### SUPPLIED RECORDS
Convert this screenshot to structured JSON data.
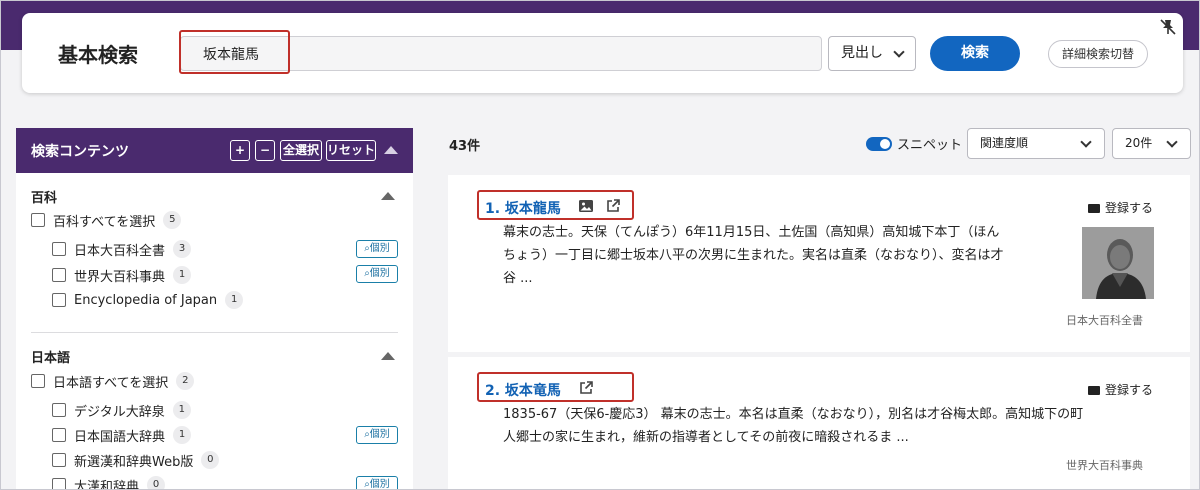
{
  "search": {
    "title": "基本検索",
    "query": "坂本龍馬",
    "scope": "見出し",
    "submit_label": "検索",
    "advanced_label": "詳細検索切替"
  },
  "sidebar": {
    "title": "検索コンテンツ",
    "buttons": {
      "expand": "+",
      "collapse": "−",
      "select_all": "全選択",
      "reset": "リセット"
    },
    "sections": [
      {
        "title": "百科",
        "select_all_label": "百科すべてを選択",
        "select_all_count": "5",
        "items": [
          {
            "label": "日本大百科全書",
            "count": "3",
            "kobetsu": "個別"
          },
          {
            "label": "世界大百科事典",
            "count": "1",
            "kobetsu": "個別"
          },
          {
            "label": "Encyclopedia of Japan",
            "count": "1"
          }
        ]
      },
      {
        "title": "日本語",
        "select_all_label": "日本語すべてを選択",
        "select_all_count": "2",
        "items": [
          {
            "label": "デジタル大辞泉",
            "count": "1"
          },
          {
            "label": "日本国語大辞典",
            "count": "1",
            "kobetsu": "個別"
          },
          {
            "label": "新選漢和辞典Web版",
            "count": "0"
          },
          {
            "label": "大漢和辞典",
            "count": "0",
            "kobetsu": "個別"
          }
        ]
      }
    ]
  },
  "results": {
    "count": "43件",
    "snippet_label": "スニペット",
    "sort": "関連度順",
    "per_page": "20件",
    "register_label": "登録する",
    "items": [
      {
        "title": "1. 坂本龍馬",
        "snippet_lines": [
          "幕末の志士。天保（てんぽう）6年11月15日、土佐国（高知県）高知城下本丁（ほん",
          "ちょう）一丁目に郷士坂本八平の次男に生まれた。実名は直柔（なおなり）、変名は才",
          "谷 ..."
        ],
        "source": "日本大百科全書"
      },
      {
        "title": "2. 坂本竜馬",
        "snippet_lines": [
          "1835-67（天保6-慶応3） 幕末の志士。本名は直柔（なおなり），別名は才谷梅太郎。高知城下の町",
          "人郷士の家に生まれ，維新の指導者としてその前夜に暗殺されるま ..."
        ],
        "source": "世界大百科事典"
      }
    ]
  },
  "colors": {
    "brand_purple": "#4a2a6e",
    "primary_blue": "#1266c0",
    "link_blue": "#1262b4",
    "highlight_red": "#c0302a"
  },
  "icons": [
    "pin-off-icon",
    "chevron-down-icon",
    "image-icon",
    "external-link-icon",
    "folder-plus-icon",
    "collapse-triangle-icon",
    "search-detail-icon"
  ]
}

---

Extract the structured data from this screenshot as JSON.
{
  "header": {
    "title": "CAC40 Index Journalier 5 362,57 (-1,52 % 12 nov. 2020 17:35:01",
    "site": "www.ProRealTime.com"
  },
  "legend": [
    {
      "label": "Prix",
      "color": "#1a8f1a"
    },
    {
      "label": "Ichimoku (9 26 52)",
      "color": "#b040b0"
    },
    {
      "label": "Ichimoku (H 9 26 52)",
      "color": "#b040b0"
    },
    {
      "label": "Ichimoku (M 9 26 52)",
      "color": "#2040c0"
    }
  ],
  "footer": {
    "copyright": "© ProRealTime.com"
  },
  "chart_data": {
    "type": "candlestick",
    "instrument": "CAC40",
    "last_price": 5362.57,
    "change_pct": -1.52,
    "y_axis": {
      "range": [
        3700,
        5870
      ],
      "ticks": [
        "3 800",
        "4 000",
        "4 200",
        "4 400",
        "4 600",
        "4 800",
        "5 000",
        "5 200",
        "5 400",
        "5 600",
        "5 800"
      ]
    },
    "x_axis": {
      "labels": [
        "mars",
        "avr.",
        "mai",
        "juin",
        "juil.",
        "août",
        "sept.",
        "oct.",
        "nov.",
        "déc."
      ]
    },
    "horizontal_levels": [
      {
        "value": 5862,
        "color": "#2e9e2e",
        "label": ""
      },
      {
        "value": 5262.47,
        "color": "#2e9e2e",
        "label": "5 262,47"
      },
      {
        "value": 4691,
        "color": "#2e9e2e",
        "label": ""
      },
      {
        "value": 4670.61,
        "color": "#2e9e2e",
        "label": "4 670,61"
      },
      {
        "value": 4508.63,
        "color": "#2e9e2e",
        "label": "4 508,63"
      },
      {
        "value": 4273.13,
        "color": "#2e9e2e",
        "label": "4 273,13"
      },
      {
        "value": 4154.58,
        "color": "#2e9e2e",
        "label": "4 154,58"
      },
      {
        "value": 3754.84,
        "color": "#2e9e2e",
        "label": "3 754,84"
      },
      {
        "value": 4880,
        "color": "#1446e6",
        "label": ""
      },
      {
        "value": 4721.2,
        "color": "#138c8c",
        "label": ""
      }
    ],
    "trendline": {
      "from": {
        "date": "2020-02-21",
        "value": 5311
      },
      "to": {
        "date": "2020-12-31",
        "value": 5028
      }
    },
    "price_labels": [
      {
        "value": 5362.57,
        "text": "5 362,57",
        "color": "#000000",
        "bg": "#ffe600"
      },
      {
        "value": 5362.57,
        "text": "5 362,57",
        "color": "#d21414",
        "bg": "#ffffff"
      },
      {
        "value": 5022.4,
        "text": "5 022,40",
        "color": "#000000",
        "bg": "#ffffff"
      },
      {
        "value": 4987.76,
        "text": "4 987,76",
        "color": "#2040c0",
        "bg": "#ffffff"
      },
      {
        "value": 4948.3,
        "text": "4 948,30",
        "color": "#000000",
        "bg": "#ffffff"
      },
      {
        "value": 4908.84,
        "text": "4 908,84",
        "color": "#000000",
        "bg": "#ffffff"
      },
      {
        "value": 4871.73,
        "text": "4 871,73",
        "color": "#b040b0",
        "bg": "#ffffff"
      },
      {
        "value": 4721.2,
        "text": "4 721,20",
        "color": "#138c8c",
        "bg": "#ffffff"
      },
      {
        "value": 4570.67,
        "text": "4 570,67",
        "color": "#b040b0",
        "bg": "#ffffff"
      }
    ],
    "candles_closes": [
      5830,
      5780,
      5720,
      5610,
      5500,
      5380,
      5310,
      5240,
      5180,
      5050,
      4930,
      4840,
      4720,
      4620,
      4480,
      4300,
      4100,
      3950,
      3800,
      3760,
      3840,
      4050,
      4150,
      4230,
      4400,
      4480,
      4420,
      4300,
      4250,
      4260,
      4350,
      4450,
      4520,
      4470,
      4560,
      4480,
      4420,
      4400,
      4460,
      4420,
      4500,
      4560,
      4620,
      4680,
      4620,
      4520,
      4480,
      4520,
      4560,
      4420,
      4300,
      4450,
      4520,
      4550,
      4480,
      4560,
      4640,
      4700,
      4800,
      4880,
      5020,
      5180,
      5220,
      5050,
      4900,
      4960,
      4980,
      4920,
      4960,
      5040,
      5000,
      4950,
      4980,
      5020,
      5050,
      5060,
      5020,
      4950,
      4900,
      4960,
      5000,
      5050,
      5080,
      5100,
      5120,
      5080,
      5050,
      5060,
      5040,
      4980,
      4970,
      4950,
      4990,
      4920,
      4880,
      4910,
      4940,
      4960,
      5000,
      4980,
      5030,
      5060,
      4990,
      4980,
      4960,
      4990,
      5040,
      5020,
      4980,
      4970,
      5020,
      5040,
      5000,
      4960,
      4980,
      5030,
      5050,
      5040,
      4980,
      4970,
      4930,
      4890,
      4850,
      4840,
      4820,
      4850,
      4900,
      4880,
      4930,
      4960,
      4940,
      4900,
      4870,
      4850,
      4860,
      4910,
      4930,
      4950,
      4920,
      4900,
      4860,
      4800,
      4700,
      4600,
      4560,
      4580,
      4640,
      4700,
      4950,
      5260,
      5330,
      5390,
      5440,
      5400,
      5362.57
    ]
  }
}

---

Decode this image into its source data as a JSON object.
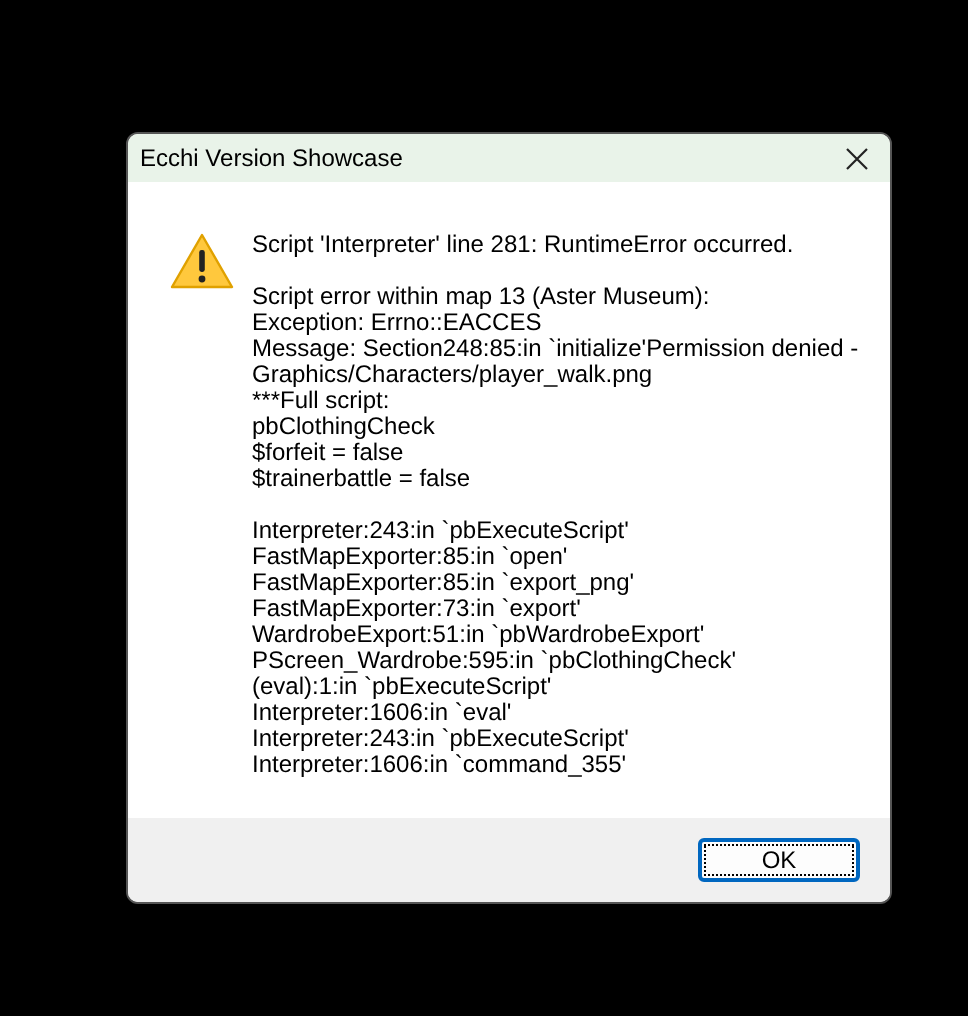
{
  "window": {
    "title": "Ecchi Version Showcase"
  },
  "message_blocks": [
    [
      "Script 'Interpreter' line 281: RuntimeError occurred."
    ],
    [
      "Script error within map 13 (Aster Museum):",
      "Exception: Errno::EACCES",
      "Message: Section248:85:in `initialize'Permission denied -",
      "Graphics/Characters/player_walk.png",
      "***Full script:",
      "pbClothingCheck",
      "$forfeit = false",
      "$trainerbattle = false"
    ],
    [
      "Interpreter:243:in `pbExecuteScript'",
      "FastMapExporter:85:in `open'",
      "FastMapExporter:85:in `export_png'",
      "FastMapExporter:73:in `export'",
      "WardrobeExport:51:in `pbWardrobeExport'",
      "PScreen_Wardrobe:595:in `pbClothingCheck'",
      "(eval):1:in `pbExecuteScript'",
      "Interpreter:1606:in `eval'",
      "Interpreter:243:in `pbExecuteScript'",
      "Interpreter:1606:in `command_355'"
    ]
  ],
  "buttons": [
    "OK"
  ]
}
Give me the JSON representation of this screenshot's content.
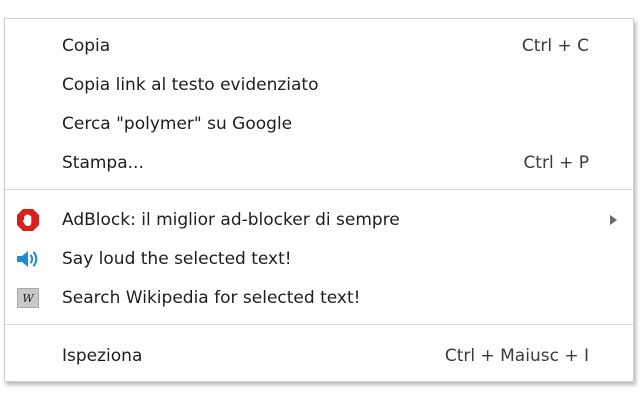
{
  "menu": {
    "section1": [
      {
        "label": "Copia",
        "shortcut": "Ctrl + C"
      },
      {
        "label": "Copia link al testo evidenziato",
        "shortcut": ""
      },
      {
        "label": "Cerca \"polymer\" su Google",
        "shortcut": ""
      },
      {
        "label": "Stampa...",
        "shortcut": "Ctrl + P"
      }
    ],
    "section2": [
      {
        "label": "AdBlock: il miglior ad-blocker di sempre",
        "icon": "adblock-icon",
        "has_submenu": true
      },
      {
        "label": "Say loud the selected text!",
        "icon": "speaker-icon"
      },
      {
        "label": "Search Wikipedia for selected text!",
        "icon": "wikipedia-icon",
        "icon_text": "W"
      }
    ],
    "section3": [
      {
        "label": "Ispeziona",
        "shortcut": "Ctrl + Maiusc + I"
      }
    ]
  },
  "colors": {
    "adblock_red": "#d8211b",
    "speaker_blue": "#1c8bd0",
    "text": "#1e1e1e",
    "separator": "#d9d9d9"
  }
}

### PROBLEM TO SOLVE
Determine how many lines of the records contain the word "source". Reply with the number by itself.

### YOUR SOLUTION
3